• [Work instructions]:
Print every entry, word for word, and skip the images.

• [Data excerpts]:
Start of Block
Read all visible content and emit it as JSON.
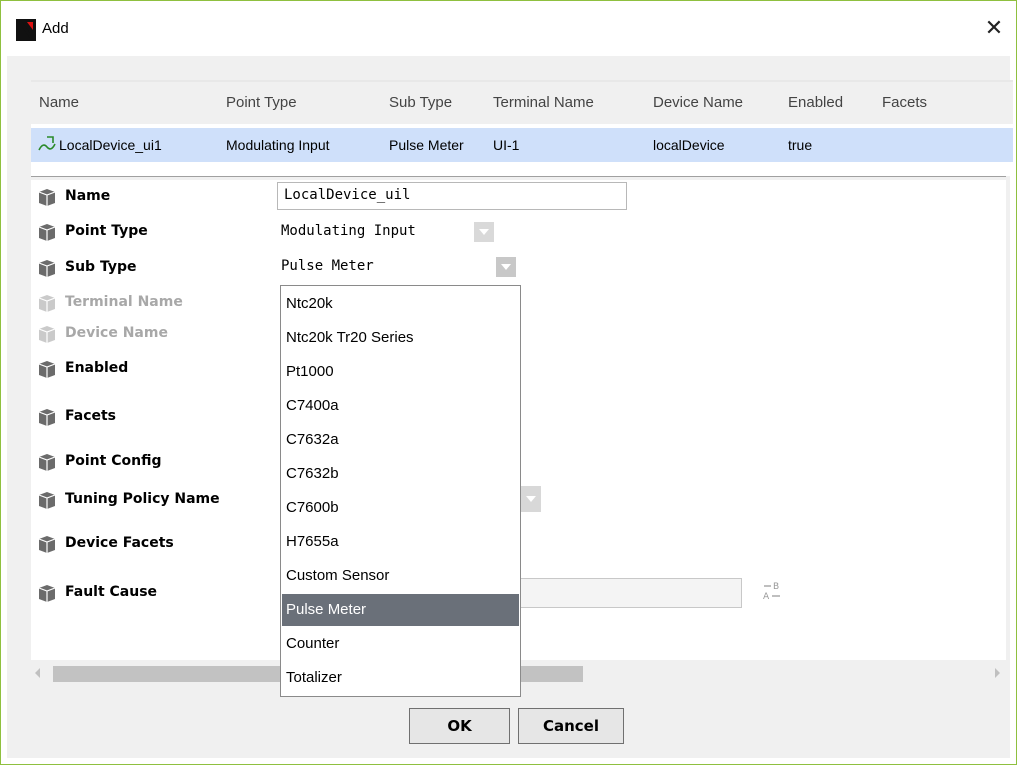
{
  "window": {
    "title": "Add",
    "logo": "N",
    "close_glyph": "✕"
  },
  "table": {
    "columns": [
      "Name",
      "Point Type",
      "Sub Type",
      "Terminal Name",
      "Device Name",
      "Enabled",
      "Facets"
    ],
    "row": {
      "name": "LocalDevice_ui1",
      "point_type": "Modulating Input",
      "sub_type": "Pulse Meter",
      "terminal_name": "UI-1",
      "device_name": "localDevice",
      "enabled": "true",
      "facets": ""
    }
  },
  "properties": {
    "name": {
      "label": "Name",
      "value": "LocalDevice_uil"
    },
    "point_type": {
      "label": "Point Type",
      "value": "Modulating Input"
    },
    "sub_type": {
      "label": "Sub Type",
      "value": "Pulse Meter"
    },
    "terminal_name": {
      "label": "Terminal Name"
    },
    "device_name": {
      "label": "Device Name"
    },
    "enabled": {
      "label": "Enabled"
    },
    "facets": {
      "label": "Facets"
    },
    "point_config": {
      "label": "Point Config"
    },
    "tuning_policy_name": {
      "label": "Tuning Policy Name"
    },
    "device_facets": {
      "label": "Device Facets"
    },
    "fault_cause": {
      "label": "Fault Cause"
    }
  },
  "dropdown": {
    "options": [
      "Ntc20k",
      "Ntc20k Tr20 Series",
      "Pt1000",
      "C7400a",
      "C7632a",
      "C7632b",
      "C7600b",
      "H7655a",
      "Custom Sensor",
      "Pulse Meter",
      "Counter",
      "Totalizer"
    ],
    "selected": "Pulse Meter"
  },
  "buttons": {
    "ok": "OK",
    "cancel": "Cancel"
  },
  "icons": {
    "app": "niagara-logo-icon",
    "row": "point-signal-icon",
    "property": "slot-cube-icon",
    "text_format": "ab-format-icon"
  },
  "colors": {
    "selection": "#cfe0fa",
    "dropdown_selected": "#6a7079",
    "window_border": "#8fc03f"
  }
}
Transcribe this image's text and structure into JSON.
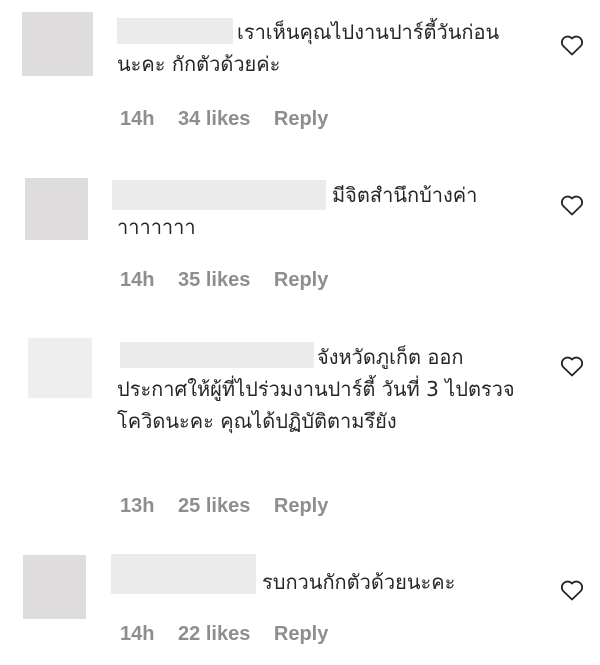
{
  "comments": [
    {
      "text": "เราเห็นคุณไปงานปาร์ตี้วันก่อนนะคะ กักตัวด้วยค่ะ",
      "time": "14h",
      "likes": "34 likes",
      "reply": "Reply"
    },
    {
      "text": "มีจิตสำนึกบ้างค่าาาาาาาา",
      "time": "14h",
      "likes": "35 likes",
      "reply": "Reply"
    },
    {
      "text": "จังหวัดภูเก็ต ออกประกาศให้ผู้ที่ไปร่วมงานปาร์ตี้ วันที่ 3 ไปตรวจโควิดนะคะ คุณได้ปฏิบัติตามรึยัง",
      "time": "13h",
      "likes": "25 likes",
      "reply": "Reply"
    },
    {
      "text": "รบกวนกักตัวด้วยนะคะ",
      "time": "14h",
      "likes": "22 likes",
      "reply": "Reply"
    }
  ],
  "icons": {
    "like": "heart-icon"
  },
  "colors": {
    "meta": "#8e8e8e",
    "text": "#262626",
    "placeholder": "#dedcdc"
  }
}
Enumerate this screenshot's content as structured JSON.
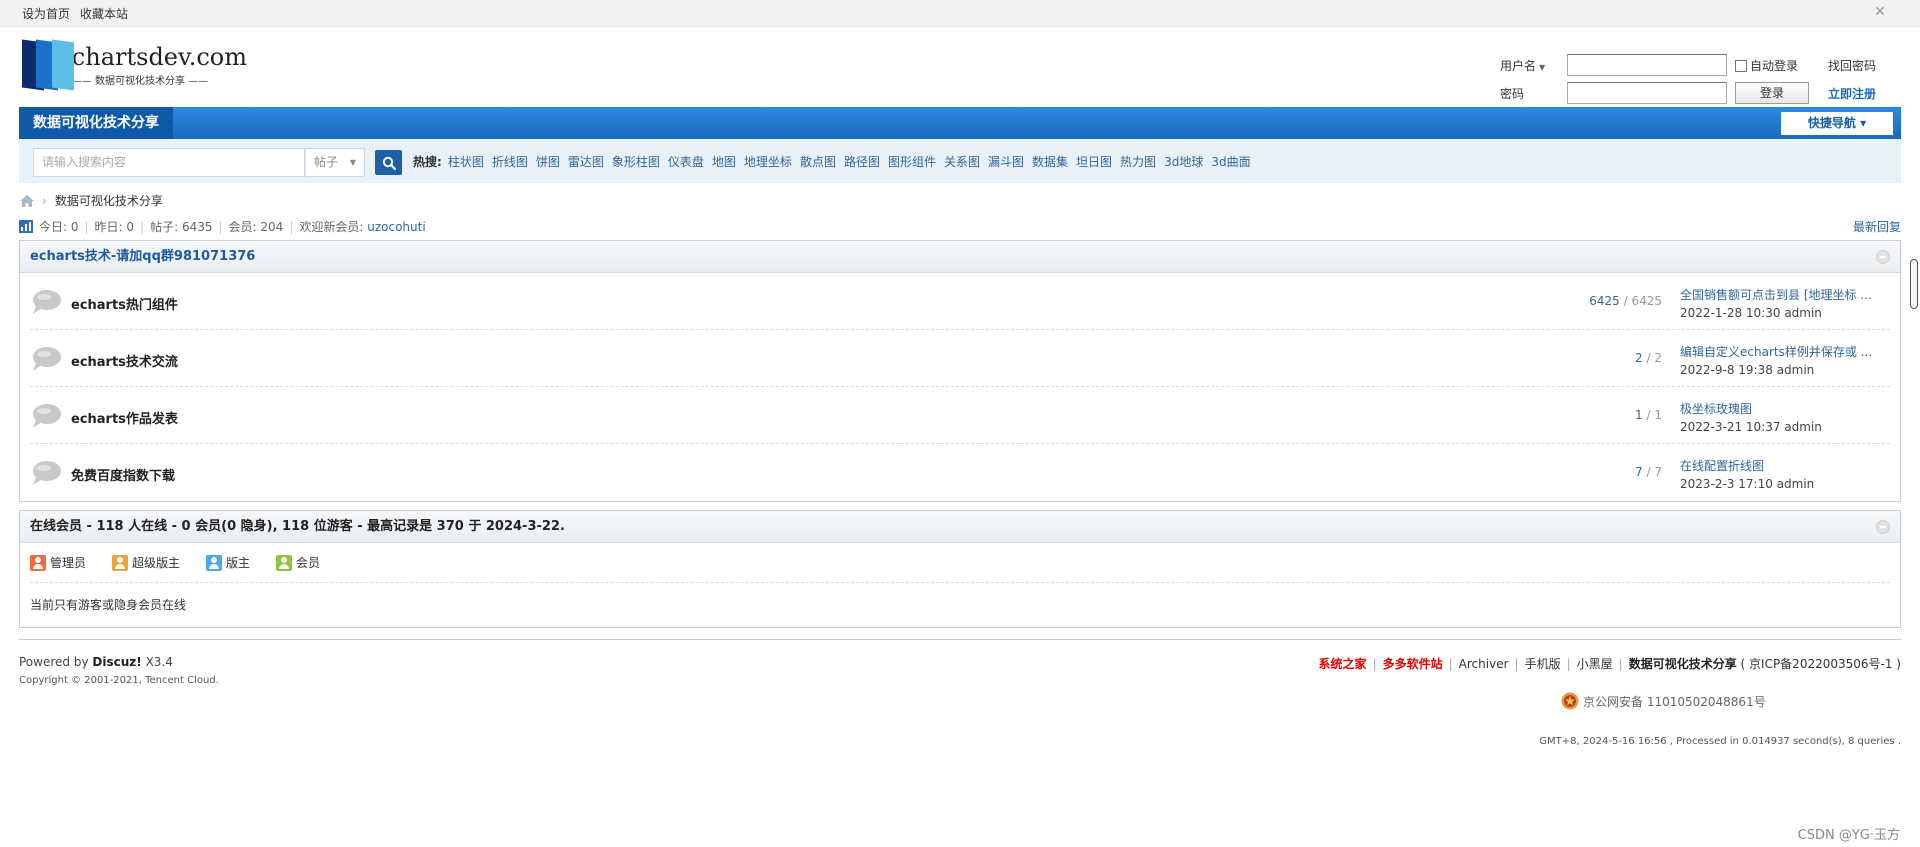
{
  "topbar": {
    "set_home": "设为首页",
    "bookmark": "收藏本站"
  },
  "logo": {
    "brand": "chartsdev.com",
    "slogan": "—— 数据可视化技术分享 ——"
  },
  "login": {
    "username_label": "用户名",
    "password_label": "密码",
    "auto_login": "自动登录",
    "login_button": "登录",
    "find_password": "找回密码",
    "register": "立即注册"
  },
  "nav": {
    "home": "数据可视化技术分享",
    "quick_nav": "快捷导航 ▾"
  },
  "search": {
    "placeholder": "请输入搜索内容",
    "type": "帖子",
    "hot_label": "热搜:",
    "hot": [
      "柱状图",
      "折线图",
      "饼图",
      "雷达图",
      "象形柱图",
      "仪表盘",
      "地图",
      "地理坐标",
      "散点图",
      "路径图",
      "图形组件",
      "关系图",
      "漏斗图",
      "数据集",
      "坦日图",
      "热力图",
      "3d地球",
      "3d曲面"
    ]
  },
  "breadcrumb": {
    "current": "数据可视化技术分享"
  },
  "stats": {
    "today": "今日: 0",
    "yesterday": "昨日: 0",
    "posts": "帖子: 6435",
    "members": "会员: 204",
    "welcome": "欢迎新会员:",
    "new_member": "uzocohuti",
    "latest_reply": "最新回复"
  },
  "forum": {
    "header": "echarts技术-请加qq群981071376",
    "rows": [
      {
        "name": "echarts热门组件",
        "threads": "6425",
        "posts": "6425",
        "last_title": "全国销售额可点击到县 [地理坐标 ...",
        "last_meta": "2022-1-28 10:30 admin"
      },
      {
        "name": "echarts技术交流",
        "threads": "2",
        "posts": "2",
        "last_title": "编辑自定义echarts样例并保存或 ...",
        "last_meta": "2022-9-8 19:38 admin"
      },
      {
        "name": "echarts作品发表",
        "threads": "1",
        "posts": "1",
        "last_title": "极坐标玫瑰图",
        "last_meta": "2022-3-21 10:37 admin"
      },
      {
        "name": "免费百度指数下载",
        "threads": "7",
        "posts": "7",
        "last_title": "在线配置折线图",
        "last_meta": "2023-2-3 17:10 admin"
      }
    ]
  },
  "online": {
    "header": "在线会员 - 118 人在线 - 0 会员(0 隐身), 118 位游客 - 最高记录是 370 于 2024-3-22.",
    "legend": [
      {
        "label": "管理员",
        "color": "#f06b3a"
      },
      {
        "label": "超级版主",
        "color": "#f0a23a"
      },
      {
        "label": "版主",
        "color": "#49a9e6"
      },
      {
        "label": "会员",
        "color": "#8cc63f"
      }
    ],
    "note": "当前只有游客或隐身会员在线"
  },
  "footer": {
    "powered_prefix": "Powered by",
    "powered_brand": "Discuz!",
    "powered_version": "X3.4",
    "copyright": "Copyright © 2001-2021, Tencent Cloud.",
    "link_syshome": "系统之家",
    "link_duoduo": "多多软件站",
    "link_archiver": "Archiver",
    "link_mobile": "手机版",
    "link_blackroom": "小黑屋",
    "site_name": "数据可视化技术分享",
    "icp": "( 京ICP备2022003506号-1 )",
    "beian": "京公网安备 11010502048861号",
    "proc_info": "GMT+8, 2024-5-16 16:56 , Processed in 0.014937 second(s), 8 queries ."
  },
  "watermark": "CSDN @YG·玉方",
  "icons": {
    "close": "close-icon",
    "home": "home-icon",
    "search": "search-icon",
    "stats": "bar-chart-icon",
    "forum": "speech-bubble-icon",
    "emblem": "police-emblem-icon"
  }
}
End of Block
• [Worked solution]:
Read all visible content and emit it as JSON.
{
  "window": {
    "title": "Add",
    "logo": "N",
    "close_glyph": "✕"
  },
  "table": {
    "columns": [
      "Name",
      "Point Type",
      "Sub Type",
      "Terminal Name",
      "Device Name",
      "Enabled",
      "Facets"
    ],
    "row": {
      "name": "LocalDevice_ui1",
      "point_type": "Modulating Input",
      "sub_type": "Pulse Meter",
      "terminal_name": "UI-1",
      "device_name": "localDevice",
      "enabled": "true",
      "facets": ""
    }
  },
  "properties": {
    "name": {
      "label": "Name",
      "value": "LocalDevice_uil"
    },
    "point_type": {
      "label": "Point Type",
      "value": "Modulating Input"
    },
    "sub_type": {
      "label": "Sub Type",
      "value": "Pulse Meter"
    },
    "terminal_name": {
      "label": "Terminal Name"
    },
    "device_name": {
      "label": "Device Name"
    },
    "enabled": {
      "label": "Enabled"
    },
    "facets": {
      "label": "Facets"
    },
    "point_config": {
      "label": "Point Config"
    },
    "tuning_policy_name": {
      "label": "Tuning Policy Name"
    },
    "device_facets": {
      "label": "Device Facets"
    },
    "fault_cause": {
      "label": "Fault Cause"
    }
  },
  "dropdown": {
    "options": [
      "Ntc20k",
      "Ntc20k Tr20 Series",
      "Pt1000",
      "C7400a",
      "C7632a",
      "C7632b",
      "C7600b",
      "H7655a",
      "Custom Sensor",
      "Pulse Meter",
      "Counter",
      "Totalizer"
    ],
    "selected": "Pulse Meter"
  },
  "buttons": {
    "ok": "OK",
    "cancel": "Cancel"
  },
  "icons": {
    "app": "niagara-logo-icon",
    "row": "point-signal-icon",
    "property": "slot-cube-icon",
    "text_format": "ab-format-icon"
  },
  "colors": {
    "selection": "#cfe0fa",
    "dropdown_selected": "#6a7079",
    "window_border": "#8fc03f"
  }
}
Transcribe this image's text and structure into JSON.
{
  "comments": [
    {
      "text": "เราเห็นคุณไปงานปาร์ตี้วันก่อนนะคะ กักตัวด้วยค่ะ",
      "time": "14h",
      "likes": "34 likes",
      "reply": "Reply"
    },
    {
      "text": "มีจิตสำนึกบ้างค่าาาาาาาา",
      "time": "14h",
      "likes": "35 likes",
      "reply": "Reply"
    },
    {
      "text": "จังหวัดภูเก็ต ออกประกาศให้ผู้ที่ไปร่วมงานปาร์ตี้ วันที่ 3 ไปตรวจโควิดนะคะ คุณได้ปฏิบัติตามรึยัง",
      "time": "13h",
      "likes": "25 likes",
      "reply": "Reply"
    },
    {
      "text": "รบกวนกักตัวด้วยนะคะ",
      "time": "14h",
      "likes": "22 likes",
      "reply": "Reply"
    }
  ],
  "icons": {
    "like": "heart-icon"
  },
  "colors": {
    "meta": "#8e8e8e",
    "text": "#262626",
    "placeholder": "#dedcdc"
  }
}
Enumerate this screenshot's content as structured JSON.
{
  "topbar": {
    "set_home": "设为首页",
    "bookmark": "收藏本站"
  },
  "logo": {
    "brand": "chartsdev.com",
    "slogan": "—— 数据可视化技术分享 ——"
  },
  "login": {
    "username_label": "用户名",
    "password_label": "密码",
    "auto_login": "自动登录",
    "login_button": "登录",
    "find_password": "找回密码",
    "register": "立即注册"
  },
  "nav": {
    "home": "数据可视化技术分享",
    "quick_nav": "快捷导航 ▾"
  },
  "search": {
    "placeholder": "请输入搜索内容",
    "type": "帖子",
    "hot_label": "热搜:",
    "hot": [
      "柱状图",
      "折线图",
      "饼图",
      "雷达图",
      "象形柱图",
      "仪表盘",
      "地图",
      "地理坐标",
      "散点图",
      "路径图",
      "图形组件",
      "关系图",
      "漏斗图",
      "数据集",
      "坦日图",
      "热力图",
      "3d地球",
      "3d曲面"
    ]
  },
  "breadcrumb": {
    "current": "数据可视化技术分享"
  },
  "stats": {
    "today": "今日: 0",
    "yesterday": "昨日: 0",
    "posts": "帖子: 6435",
    "members": "会员: 204",
    "welcome": "欢迎新会员:",
    "new_member": "uzocohuti",
    "latest_reply": "最新回复"
  },
  "forum": {
    "header": "echarts技术-请加qq群981071376",
    "rows": [
      {
        "name": "echarts热门组件",
        "threads": "6425",
        "posts": "6425",
        "last_title": "全国销售额可点击到县 [地理坐标 ...",
        "last_meta": "2022-1-28 10:30 admin"
      },
      {
        "name": "echarts技术交流",
        "threads": "2",
        "posts": "2",
        "last_title": "编辑自定义echarts样例并保存或 ...",
        "last_meta": "2022-9-8 19:38 admin"
      },
      {
        "name": "echarts作品发表",
        "threads": "1",
        "posts": "1",
        "last_title": "极坐标玫瑰图",
        "last_meta": "2022-3-21 10:37 admin"
      },
      {
        "name": "免费百度指数下载",
        "threads": "7",
        "posts": "7",
        "last_title": "在线配置折线图",
        "last_meta": "2023-2-3 17:10 admin"
      }
    ]
  },
  "online": {
    "header": "在线会员 - 118 人在线 - 0 会员(0 隐身), 118 位游客 - 最高记录是 370 于 2024-3-22.",
    "legend": [
      {
        "label": "管理员",
        "color": "#f06b3a"
      },
      {
        "label": "超级版主",
        "color": "#f0a23a"
      },
      {
        "label": "版主",
        "color": "#49a9e6"
      },
      {
        "label": "会员",
        "color": "#8cc63f"
      }
    ],
    "note": "当前只有游客或隐身会员在线"
  },
  "footer": {
    "powered_prefix": "Powered by",
    "powered_brand": "Discuz!",
    "powered_version": "X3.4",
    "copyright": "Copyright © 2001-2021, Tencent Cloud.",
    "link_syshome": "系统之家",
    "link_duoduo": "多多软件站",
    "link_archiver": "Archiver",
    "link_mobile": "手机版",
    "link_blackroom": "小黑屋",
    "site_name": "数据可视化技术分享",
    "icp": "( 京ICP备2022003506号-1 )",
    "beian": "京公网安备 11010502048861号",
    "proc_info": "GMT+8, 2024-5-16 16:56 , Processed in 0.014937 second(s), 8 queries ."
  },
  "watermark": "CSDN @YG·玉方",
  "icons": {
    "close": "close-icon",
    "home": "home-icon",
    "search": "search-icon",
    "stats": "bar-chart-icon",
    "forum": "speech-bubble-icon",
    "emblem": "police-emblem-icon"
  }
}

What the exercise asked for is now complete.